The Cleveland Library suffered financial cuts during the 1930s, even as public demand for library services soared. Wages were severely cut and funds for new books dried up. The financial situation got so bad that in 1932 a sign had to be placed in the new book section reading, “No New Books for Display this Week Because of Curtailed Funds. Have You Read These Older Titles?”[19] Nonetheless, library patronage soared as unemployed and underemployed Clevelanders came to the library for a variety of purposes. Eastman told the Chicago Daily Tribune that “many of the unemployed patronizing the library call for reference works which will be of benefit to them in their vocation. They are also calling for books and magazines of general culture, finding that since they have a great deal of time and can now enjoy the books they never had time to read before."[20] Eastman was forced to take extreme cost-cutting measures to keep the library open, aided by widespread public support of the library and appreciation of its services.[21]

Retirement and legacy[edit]

Eastman retired from the library in 1938 at age 71, citing a desire to spend more time outdoors. The Plain Dealer summed up the library’s condition at the time of her retirement: “She leaves the library the third largest in the United States, with 28 branches, 108 stations, 30 school libraries and ten county libraries administered under the system.

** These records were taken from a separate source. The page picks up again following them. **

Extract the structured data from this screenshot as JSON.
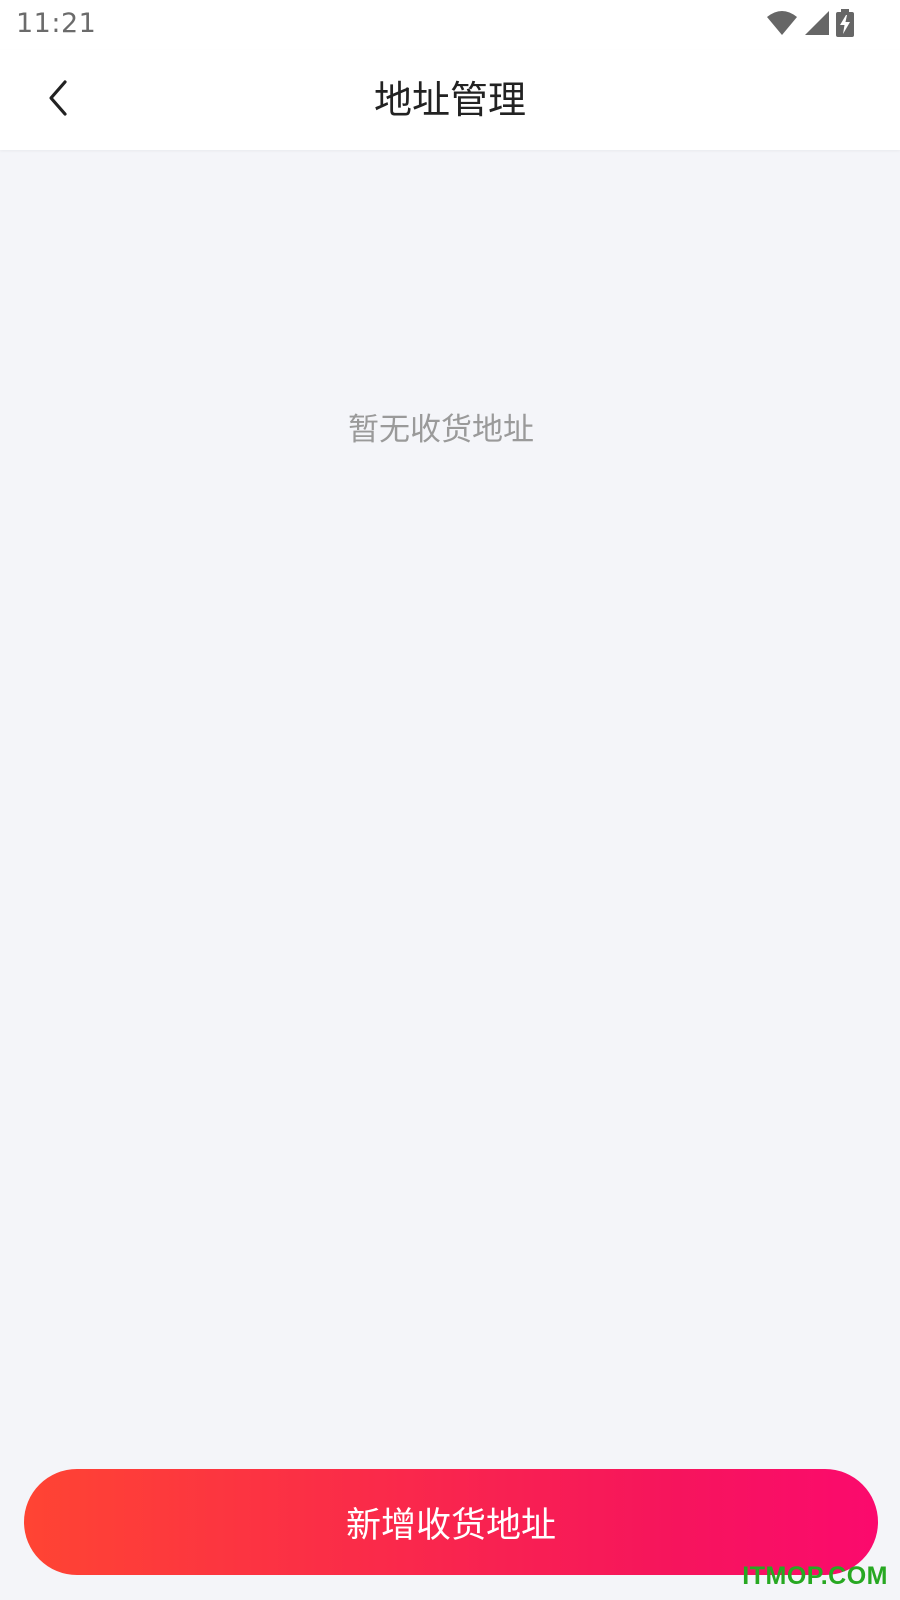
{
  "status_bar": {
    "time": "11:21",
    "icons": [
      "wifi-icon",
      "signal-icon",
      "battery-charging-icon"
    ]
  },
  "header": {
    "title": "地址管理",
    "back_icon": "chevron-left-icon"
  },
  "main": {
    "empty_message": "暂无收货地址"
  },
  "footer": {
    "add_button_label": "新增收货地址"
  },
  "watermark": "ITMOP.COM",
  "colors": {
    "background": "#f4f5f9",
    "button_gradient_start": "#ff4433",
    "button_gradient_end": "#fb0a6d",
    "watermark": "#27a822"
  }
}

Also with a million books on its shelves, a circulation of over eight million a year, and the good will of the entire population of Cleveland, each man, woman and child having been sold the idea that the Public Library is his own private library, to serve him according to his needs".[22] Following her retirement, both a branch library [23] and a special ‘reading garden’ in the Main Library were named in her honor.[24] Eastman died in 1963 at age 96.


  1. ^ Van Tassel, David D.; Grabowski, John J. (1987). Encyclopedia of Cleveland History. Indiana University Press. ISBN 0253313031. 
  2. ^ “100 of the most important leaders we had in the 20th century”
  3. ^ "ALA's Past Presidents". American Library Association. Retrieved 14 February 2016. 
  4. ^ a b “Encyclopedia of Cleveland History”
  5. ^ Eastman, 1940, p.19
  6. ^ “Ohio Memories”
  7. ^ Ohio Memories
  8. ^ Cramer, 1972, p. 140
  9. ^ Cramer, 1972, p. 142
  10. ^ Cramer, 1972, p.143
  11. ^ Cramer, 1972, p.144
  12. ^ Cramer, 1972, p. 164
  13. ^ Cramer, 1972, p.160
  14. ^ Cramer, 1972, p.159
  15. ^ Cramer, 1972, p. 155
  16. ^ Cramer, 1972, p.156
  17. ^ Cramer, 1972, p. 156
  18. ^ Cramer, 1972, p.158
  19. ^ Cramer, 1972, p.166
  20. ^ "Jobless Turn to Books . . .," 1931
  21. ^ Cramer, 1972, p.170
  22. ^ “Miss Eastman Resigns,” 1938
  23. ^ Eastman Branch of the Cleveland Public Library. "Archived copy". Archived from the original on 2015-01-23. Retrieved 2015-01-27. 
  24. ^ “Riverside Cemetery”


  • Associated Press. (1937, August 22). Trustful Policy Saves Millions, Cleveland's Library Discovers. The Washington Post (1877–1954),A1. Retrieved September 22, 2009, from ProQuest Historical Newspapers The Washington Post (1877–1993). (Document ID: 119709337).
  • Cramer, C. H. (1972). Open Shelves and Open Minds; a History of the Cleveland Public Library. Cleveland: Press of Case Western Reserve University.
  • Eastman, L. A. (1940). Portrait of a Librarian: William Howard Brett. Chicago: American Library Association.
  • Encyclopedia of Cleveland History: Eastman, Linda Anne. Retrieved September 22, 2009 from
  • Jobless Turn to Books as Friends Fail :Library Official Tell of Present Trend. (1931, January 1). Chicago Daily Tribune (1872–1963),35. Retrieved September 22, 2009, from ProQuest Historical Newspapers Chicago Tribune (1849–1986). (Document ID: 457399492).
  • Kniffel, L., Sullivan, P. and McCormick, E. (1999). 100 of the most important leaders we had in the 20th century. (30,11) Research Library.
  • Quoted in Miss Eastman resigns (1938). Wilson Bulletin for Librarians, 13, 49-50. Retrieved September 22, 2009, from Library Lit & Inf Science Retro database.
  • Ohio Memory: Linda Anne Eastman Photograph. Retrieved September 22, 2009, from[permanent dead link]
  • Obituary (1963). Wilson Library Bulletin (R), 37, 736. Retrieved September 22, 2009, from Library Lit & Inf Science Retro database.
  • Riverside Cemetery: History and Prominent Residents. Retrieved September 22, 2009, from

External links[edit]